I was reading an interesting update on Forrester Marketing 2016, where companies & marketers were asked to take cognizance of micromoments. I don't disagree fundamentally with this theory but I was thinking how do marketers prepare & adapt to this new paradigm.
One of the top questions that came to my head was - How do marketers really identify these micromoments? In an increasingly walled garden world of Facebook, Google, Twitter, Amazon- many customers' micromoments are happening, as I write this, in different digital platforms independently. Not only that, there are ever so many billion micromoments that happen offline in a customers' life and how do marketers make sense of it?
My premise is that it is now increasingly becoming O2O(Offline-to-Online & Vice-versa) world, marketers need to look at this very differently. Here's my view of how this should be looked at:
Intent-driven micromoments - Some digital platforms naturally fit into intent-driven micromoments. For example, Google is a great example of a digital platform where "billions of intents" are searched by customers. People don't search for a product, they search for a need.They can be searching for a home, for a restaurant, for a car, for a college education, for naming a baby to be born, comparing a product to be bought, for a holiday etc. etc. In a customer's buying cycle - the trigger, consider & search- happens here. Marketers need to find a way of dominating "intent-share" at these micromoments.
Sharing-driven micromoments - Google, as a platform, does not naturally fit into this micromoment as customers don't share their moments there. A digital platform like Facebook fits here far more beautifully & perfectly. It is not difficult to see people sharing their convocation photos during the current season, their holiday, their child's birthday, their family get-together etc. etc. Sharing-driven moments provide opportunities for marketers to blend brands with their customer's life needs and see how they can be a part of these different micromoments. Marketers need to find ways of dominating "sharing-driven moments" & align it with their brand's storytelling.
Experience-driven micromoments - Some digital platforms like Twitter, Facebook, blogs fall here as customers share their experience - good and bad - here. For example, tweeting about poor govt. services is becoming a norm and governments globally are encouraging this. The same is with product performance, customer service, product support etc. where again experiences are largely drive this micromoment and is shared with world outside. This micromoment can be a new business opportunity for a competing brand and retention opportunity for the incumbent brand. Again, marketers need to find ways of dominating "experience-share" micromoments.

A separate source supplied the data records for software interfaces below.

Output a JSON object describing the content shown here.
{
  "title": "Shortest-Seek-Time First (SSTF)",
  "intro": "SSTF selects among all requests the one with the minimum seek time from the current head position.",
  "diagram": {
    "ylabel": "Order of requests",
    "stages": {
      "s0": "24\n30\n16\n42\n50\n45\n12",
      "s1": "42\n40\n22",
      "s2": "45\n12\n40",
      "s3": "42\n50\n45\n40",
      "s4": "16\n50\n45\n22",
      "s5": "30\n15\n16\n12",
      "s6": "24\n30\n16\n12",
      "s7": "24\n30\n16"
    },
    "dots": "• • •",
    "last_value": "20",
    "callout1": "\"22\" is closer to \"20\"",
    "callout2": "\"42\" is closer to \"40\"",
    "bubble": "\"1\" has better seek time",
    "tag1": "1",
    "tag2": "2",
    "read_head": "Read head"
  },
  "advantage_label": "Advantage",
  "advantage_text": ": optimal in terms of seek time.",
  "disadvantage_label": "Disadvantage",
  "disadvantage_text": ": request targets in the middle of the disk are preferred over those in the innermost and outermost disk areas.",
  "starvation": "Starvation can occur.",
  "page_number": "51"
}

The above are largely only online micromoments but as a marketer, one needs to find offline micromoments, which they can own, that are contextual in the households they have been bought again & again. Be it thro' embedded IoT & other "service-led" mindset transformation platforms, marketers need to find new solutions here.
Finally, in this battle for the customer & the micromoment, the other question to be asked is, who owns the data of the micromoment & privacy related issues need to be addressed very carefully by marketers. Doc Searls, in his book talks of intent casting, where customers play a role in sharing their intent and brands then need to play a reverse role of fulfilling the micromoment.
Managing the customer micromoment is far more complex & deep than one can think of. And marketers need to rapidly innovate to gain share of this micromoment in their customer's life thro' relevant platforms and contextual marketing.